It’s exciting from a tech point-of-view, but what about games? The iPad and iPhone transformed the world of video games, could the Apple Watch – and by extension smartwatches in general – do something similar?

“The Apple Watch is brilliant for meetings, checking messages and calls,” continues Cartlidge.

“It also helps you to be more social. Smartphones can be quite anti-social devices, with people burying their heads into their virtual life. The Apple Watch is a device that is designed to be glanced at. As a result, it’s not a great for pure games and the early reviews for games on the Apple Watch have not been great. It’s not a comfortable playing experience.

“Upon saying that, the new OS will make Apple Watch open source, which is great for developers. And it could become a really useful companion app for larger games – be that existing smartphone games or even console games. It could act as a Pip Boy in Fallout 4, for instance, or it could be a way to notify you that your farm needs ploughing on Farmville or a similar social game. You could pick those vegetables or build that castle just by tapping the watch.

“As a sort of five-second gaming experience, the Apple Watch would work great.”

Everywear Games' first title is a combat RPG

Everywear Games’ first title is a combat RPG

Cartlidge isn’t the only person that shares this view on the best way to game on Apple Watch. A few studios have already started investigating and investing in this market, such as Bossa Studios and Everywear Games. The latter is a new studio devoted entirely to making smartwatch games, and was set up by some real industry heavyweights, including executives from the likes of Rovio, Remedy and Digital Chocolate.

“The people who buy smartwatches are going to look for entertainment that’s specifically tailored for them,” CEO Aki Järvilehto said in a recent interview.


“We’re talking about very different devices and game experiences.

“We’ll deliver ‘Twitter-sized’ entertainment. Games that you can play in five- to 15-second sessions, where the experience builds from short sessions into something you can be passionate about over days, weeks and months.”

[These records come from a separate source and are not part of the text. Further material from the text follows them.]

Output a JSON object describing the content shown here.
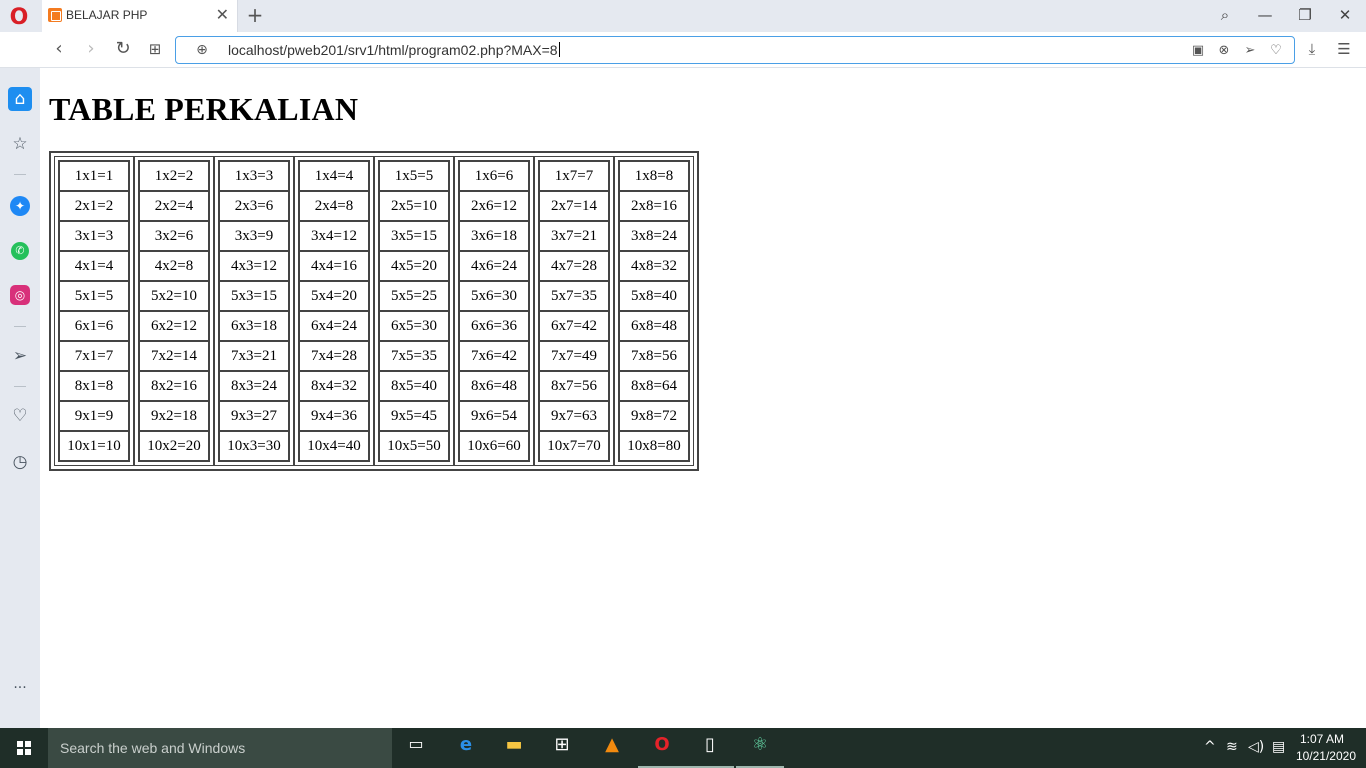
{
  "browser": {
    "tab": {
      "title": "BELAJAR PHP",
      "close": "✕"
    },
    "new_tab": "+",
    "window_controls": {
      "search": "⌕",
      "minimize": "—",
      "restore": "❐",
      "close": "✕"
    },
    "nav": {
      "back": "‹",
      "forward": "›",
      "reload": "↻",
      "tabs": "⊞"
    },
    "address": "localhost/pweb201/srv1/html/program02.php?MAX=8",
    "address_icons": [
      "camera-icon",
      "block-icon",
      "send-icon",
      "heart-icon"
    ],
    "right_icons": [
      "download-icon",
      "settings-icon"
    ]
  },
  "sidebar": {
    "items": [
      "home-icon",
      "star-icon",
      "messenger-icon",
      "whatsapp-icon",
      "instagram-icon",
      "send-icon",
      "heart-icon",
      "history-icon",
      "more-icon"
    ]
  },
  "page": {
    "title": "TABLE PERKALIAN",
    "columns": [
      [
        "1x1=1",
        "2x1=2",
        "3x1=3",
        "4x1=4",
        "5x1=5",
        "6x1=6",
        "7x1=7",
        "8x1=8",
        "9x1=9",
        "10x1=10"
      ],
      [
        "1x2=2",
        "2x2=4",
        "3x2=6",
        "4x2=8",
        "5x2=10",
        "6x2=12",
        "7x2=14",
        "8x2=16",
        "9x2=18",
        "10x2=20"
      ],
      [
        "1x3=3",
        "2x3=6",
        "3x3=9",
        "4x3=12",
        "5x3=15",
        "6x3=18",
        "7x3=21",
        "8x3=24",
        "9x3=27",
        "10x3=30"
      ],
      [
        "1x4=4",
        "2x4=8",
        "3x4=12",
        "4x4=16",
        "5x4=20",
        "6x4=24",
        "7x4=28",
        "8x4=32",
        "9x4=36",
        "10x4=40"
      ],
      [
        "1x5=5",
        "2x5=10",
        "3x5=15",
        "4x5=20",
        "5x5=25",
        "6x5=30",
        "7x5=35",
        "8x5=40",
        "9x5=45",
        "10x5=50"
      ],
      [
        "1x6=6",
        "2x6=12",
        "3x6=18",
        "4x6=24",
        "5x6=30",
        "6x6=36",
        "7x6=42",
        "8x6=48",
        "9x6=54",
        "10x6=60"
      ],
      [
        "1x7=7",
        "2x7=14",
        "3x7=21",
        "4x7=28",
        "5x7=35",
        "6x7=42",
        "7x7=49",
        "8x7=56",
        "9x7=63",
        "10x7=70"
      ],
      [
        "1x8=8",
        "2x8=16",
        "3x8=24",
        "4x8=32",
        "5x8=40",
        "6x8=48",
        "7x8=56",
        "8x8=64",
        "9x8=72",
        "10x8=80"
      ]
    ]
  },
  "taskbar": {
    "search_placeholder": "Search the web and Windows",
    "apps": [
      "task-view-icon",
      "edge-icon",
      "file-explorer-icon",
      "store-icon",
      "vlc-icon",
      "opera-icon",
      "file-icon",
      "atom-icon"
    ],
    "clock": {
      "time": "1:07 AM",
      "date": "10/21/2020"
    }
  }
}
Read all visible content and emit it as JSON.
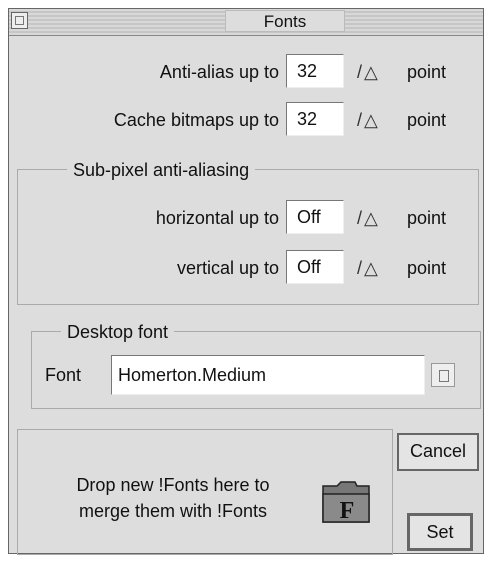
{
  "window": {
    "title": "Fonts"
  },
  "antialias": {
    "label": "Anti-alias up to",
    "value": "32",
    "unit": "point"
  },
  "cache": {
    "label": "Cache bitmaps up to",
    "value": "32",
    "unit": "point"
  },
  "subpixel": {
    "group_label": "Sub-pixel anti-aliasing",
    "horizontal": {
      "label": "horizontal up to",
      "value": "Off",
      "unit": "point"
    },
    "vertical": {
      "label": "vertical up to",
      "value": "Off",
      "unit": "point"
    }
  },
  "desktop_font": {
    "group_label": "Desktop font",
    "field_label": "Font",
    "value": "Homerton.Medium"
  },
  "drop": {
    "text_line1": "Drop new !Fonts here to",
    "text_line2": "merge them with !Fonts",
    "icon_letter": "F"
  },
  "buttons": {
    "cancel": "Cancel",
    "set": "Set"
  }
}
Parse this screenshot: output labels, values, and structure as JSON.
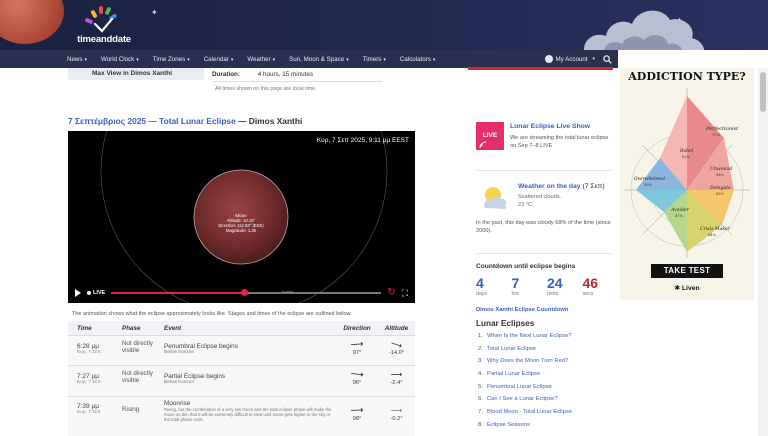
{
  "brand": {
    "name": "timeanddate"
  },
  "nav": {
    "items": [
      "News",
      "World Clock",
      "Time Zones",
      "Calendar",
      "Weather",
      "Sun, Moon & Space",
      "Timers",
      "Calculators"
    ],
    "account": "My Account"
  },
  "summary": {
    "max_view_label": "Max View in Dimos Xanthi",
    "duration_label": "Duration:",
    "duration_value": "4 hours, 15 minutes",
    "times_note": "All times shown on this page are local time."
  },
  "event": {
    "date_title": "7 Σεπτέμβριος 2025 — Total Lunar Eclipse",
    "location": " — Dimos Xanthi"
  },
  "animation": {
    "timestamp": "Κυρ, 7 Σεπ 2025, 9:11 μμ EEST",
    "live_label": "LIVE",
    "moon_label": "Moon",
    "moon_altitude": "Altitude: 10.16°",
    "moon_direction": "Direction: 112.83° (ESE)",
    "moon_magnitude": "Magnitude: 1.36",
    "scrub_label": "Totality",
    "progress": 0.49,
    "note": "The animation shows what the eclipse approximately looks like. Stages and times of the eclipse are outlined below."
  },
  "table": {
    "headers": [
      "Time",
      "Phase",
      "Event",
      "Direction",
      "Altitude"
    ],
    "rows": [
      {
        "time": "6:28 μμ",
        "date": "Κυρ, 7 Σεπ",
        "phase": "Not directly visible",
        "event": "Penumbral Eclipse begins",
        "sub": "Below horizon",
        "direction": "97°",
        "altitude": "-14.0°"
      },
      {
        "time": "7:27 μμ",
        "date": "Κυρ, 7 Σεπ",
        "phase": "Not directly visible",
        "event": "Partial Eclipse begins",
        "sub": "Below horizon",
        "direction": "96°",
        "altitude": "-2.4°"
      },
      {
        "time": "7:39 μμ",
        "date": "Κυρ, 7 Σεπ",
        "phase": "Rising",
        "event": "Moonrise",
        "sub": "Rising, but the combination of a very low moon and the total eclipse phase will make the moon so dim that it will be extremely difficult to view until moon gets higher in the sky or the total phase ends.",
        "direction": "98°",
        "altitude": "-0.2°"
      }
    ]
  },
  "live_show": {
    "badge": "LIVE",
    "title": "Lunar Eclipse Live Show",
    "text": "We are streaming the total lunar eclipse on Sep 7–8 LIVE"
  },
  "weather": {
    "title": "Weather on the day",
    "date": " (7 Σεπ)",
    "condition": "Scattered clouds.",
    "temp": "23 °C",
    "past": "In the past, this day was cloudy 68% of the time (since 2000)."
  },
  "countdown": {
    "title": "Countdown until eclipse begins",
    "cells": [
      {
        "value": "4",
        "label": "days"
      },
      {
        "value": "7",
        "label": "hrs"
      },
      {
        "value": "24",
        "label": "mins"
      },
      {
        "value": "46",
        "label": "secs"
      }
    ],
    "link": "Dimos Xanthi Eclipse Countdown"
  },
  "lunar_eclipses": {
    "title": "Lunar Eclipses",
    "items": [
      "When Is the Next Lunar Eclipse?",
      "Total Lunar Eclipse",
      "Why Does the Moon Turn Red?",
      "Partial Lunar Eclipse",
      "Penumbral Lunar Eclipse",
      "Can I See a Lunar Eclipse?",
      "Blood Moon - Total Lunar Eclipse",
      "Eclipse Seasons"
    ]
  },
  "ad": {
    "title": "ADDICTION TYPE?",
    "labels": {
      "perfectionist": "Perfectionist",
      "perfectionist_pct": "75%",
      "rebel": "Rebel",
      "rebel_pct": "52%",
      "unwound": "Unwound",
      "unwound_pct": "58%",
      "overwhelmed": "Overwhelmed",
      "overwhelmed_pct": "50%",
      "delegate": "Delegate",
      "delegate_pct": "62%",
      "avoider": "Avoider",
      "avoider_pct": "47%",
      "crisis_maker": "Crisis-Maker",
      "crisis_maker_pct": "64%"
    },
    "cta": "TAKE TEST",
    "brand": "Liven"
  },
  "colors": {
    "header_bg": "#1b2140",
    "nav_bg": "#2b3050",
    "link": "#3b5fc0",
    "accent_red": "#c8282d",
    "live_pink": "#e42f6a",
    "moon": "#8b3a3a"
  }
}
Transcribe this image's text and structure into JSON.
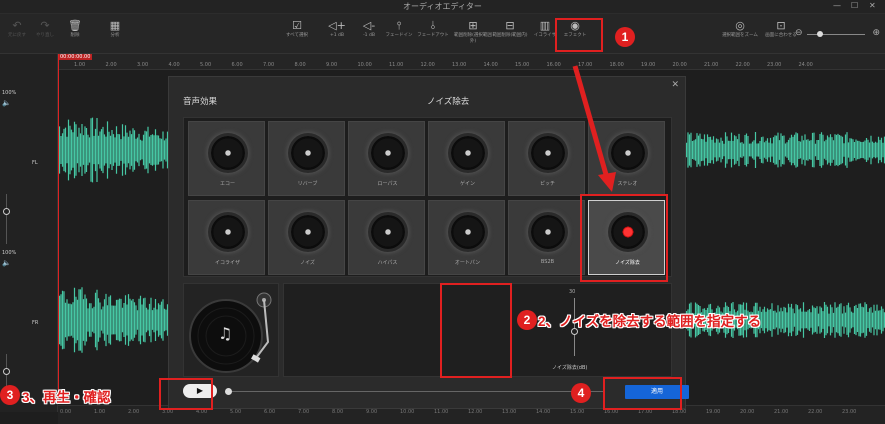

Of course, smartwatch games require some different thinking. The screen size is small – large amounts of text will not work on those tiny screens – and developers ought to consider localisation, too. Every character counts, and so studios will need to test their localisation work thoroughly to ensure the text is not only readable, but any abbreviations work effectively.

“Utilising loads of words or words with a lot of characters, is not ideal, particularly if you want to translate your product into other languages – markets such as the Netherlands and Russia often use long characters that would need abbreviating, which won’t be a great experience for the gamer,” concludes Cartlidge.

“This rule also applies to developers that want their smartphone games to work on the smartwatches, too – think about your localisation and the markets you want to deliver your game in.”

Universally Speaking returns from Gamescom 2015

Last week’s was our busiest (and hopefully most successful) Gamescom ever! With around 50 pre-booked meetings a lot more impromptu ones our small team did a fantastic job presenting our localisation, quality assurance and audio services to old and new faces.

They are now back in the office making sure the show really was a success but it is important to say the success is partly owed to UKIE and the stand they had organised. We were surrounded by some great British companies in a very “royal” atmosphere. The UKIE staff proved excellent organisers and enablers, and made sure we were fed and watered.

As always, it was great to see so many familiar faces and brilliant to meet new people working on some exciting new games. We braved the consumer halls and made it through alive… barely!

Now it is time to catch up with all the correspondence waiting in our various inboxes and crack on with helping our clients (and hopefully new customers) projects.

See you again next year!